==== Data in this exercise
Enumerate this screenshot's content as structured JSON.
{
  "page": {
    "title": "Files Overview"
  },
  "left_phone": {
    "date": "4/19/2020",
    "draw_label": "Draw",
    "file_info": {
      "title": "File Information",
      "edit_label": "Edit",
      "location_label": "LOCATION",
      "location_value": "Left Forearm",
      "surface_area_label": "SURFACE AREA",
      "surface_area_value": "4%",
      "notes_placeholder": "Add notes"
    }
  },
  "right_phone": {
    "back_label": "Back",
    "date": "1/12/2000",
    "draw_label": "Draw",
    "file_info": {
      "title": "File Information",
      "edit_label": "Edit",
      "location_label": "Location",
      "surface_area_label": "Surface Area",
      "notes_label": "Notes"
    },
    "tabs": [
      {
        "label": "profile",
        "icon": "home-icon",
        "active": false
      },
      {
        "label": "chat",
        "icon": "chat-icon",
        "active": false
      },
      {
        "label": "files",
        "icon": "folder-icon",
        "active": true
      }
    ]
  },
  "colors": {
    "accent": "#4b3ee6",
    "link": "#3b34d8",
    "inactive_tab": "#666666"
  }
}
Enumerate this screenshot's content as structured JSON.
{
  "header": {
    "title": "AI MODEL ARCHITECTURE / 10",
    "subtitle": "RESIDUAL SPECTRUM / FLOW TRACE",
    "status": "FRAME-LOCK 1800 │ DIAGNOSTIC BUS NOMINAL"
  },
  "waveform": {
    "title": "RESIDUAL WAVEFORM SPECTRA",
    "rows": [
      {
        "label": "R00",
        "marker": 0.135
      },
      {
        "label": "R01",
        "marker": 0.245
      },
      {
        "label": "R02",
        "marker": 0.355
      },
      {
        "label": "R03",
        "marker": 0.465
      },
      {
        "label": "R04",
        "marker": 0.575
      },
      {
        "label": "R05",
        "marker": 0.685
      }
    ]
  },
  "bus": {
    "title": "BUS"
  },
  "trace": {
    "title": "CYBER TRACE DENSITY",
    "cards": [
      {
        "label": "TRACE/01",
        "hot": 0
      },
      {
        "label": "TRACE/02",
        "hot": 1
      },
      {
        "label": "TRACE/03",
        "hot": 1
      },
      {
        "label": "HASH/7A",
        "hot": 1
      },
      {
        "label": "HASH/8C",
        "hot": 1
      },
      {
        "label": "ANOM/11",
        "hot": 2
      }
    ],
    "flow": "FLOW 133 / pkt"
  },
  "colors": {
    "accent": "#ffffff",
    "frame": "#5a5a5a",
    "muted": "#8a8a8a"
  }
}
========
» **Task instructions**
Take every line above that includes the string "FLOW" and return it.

» **Answer space**
    "subtitle": "RESIDUAL SPECTRUM / FLOW TRACE",
    "flow": "FLOW 133 / pkt"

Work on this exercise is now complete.